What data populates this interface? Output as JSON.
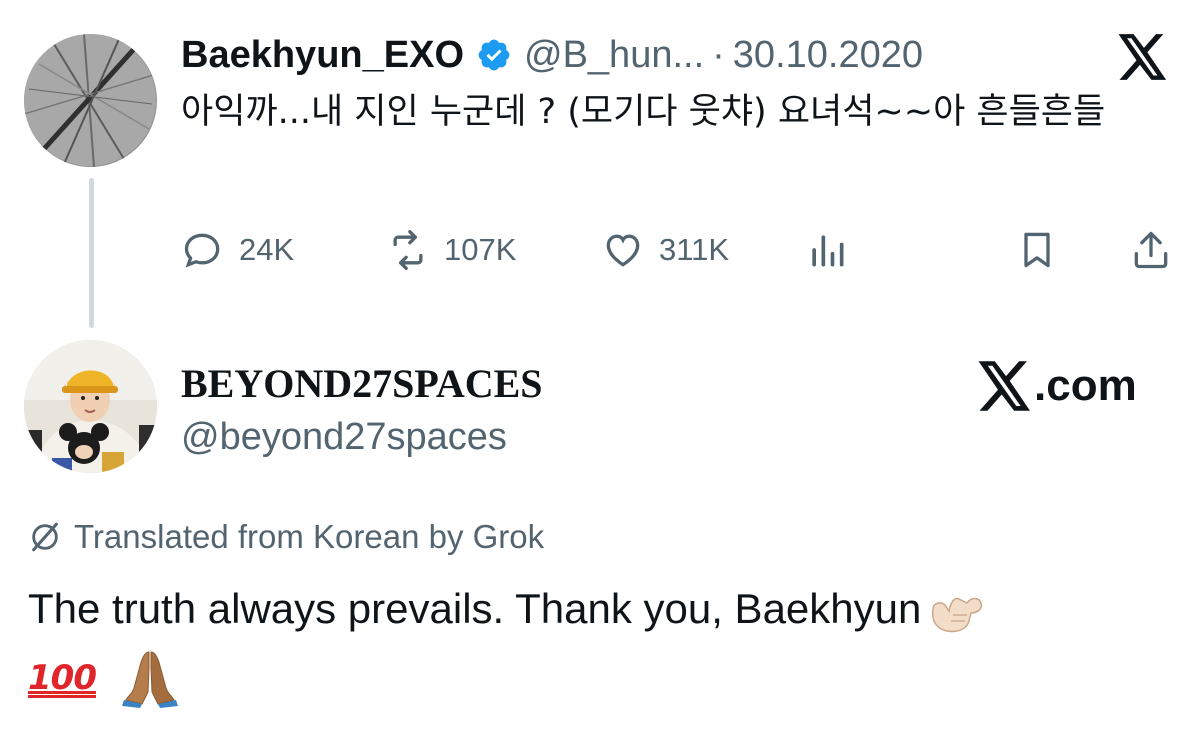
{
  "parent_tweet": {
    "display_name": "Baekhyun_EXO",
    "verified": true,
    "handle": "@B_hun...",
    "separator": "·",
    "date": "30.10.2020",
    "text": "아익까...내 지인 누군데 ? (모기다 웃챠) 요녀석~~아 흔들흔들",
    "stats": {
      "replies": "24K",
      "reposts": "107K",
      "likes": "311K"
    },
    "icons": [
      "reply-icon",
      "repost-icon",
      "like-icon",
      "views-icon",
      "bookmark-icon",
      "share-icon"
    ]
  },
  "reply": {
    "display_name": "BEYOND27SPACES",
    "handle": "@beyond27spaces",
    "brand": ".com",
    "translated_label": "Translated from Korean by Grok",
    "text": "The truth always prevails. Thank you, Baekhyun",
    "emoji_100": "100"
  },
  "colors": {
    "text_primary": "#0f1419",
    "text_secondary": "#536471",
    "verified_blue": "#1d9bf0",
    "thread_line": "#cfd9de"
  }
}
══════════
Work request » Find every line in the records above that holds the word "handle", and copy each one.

Answer »
    "handle": "@B_hun...",
    "handle": "@beyond27spaces",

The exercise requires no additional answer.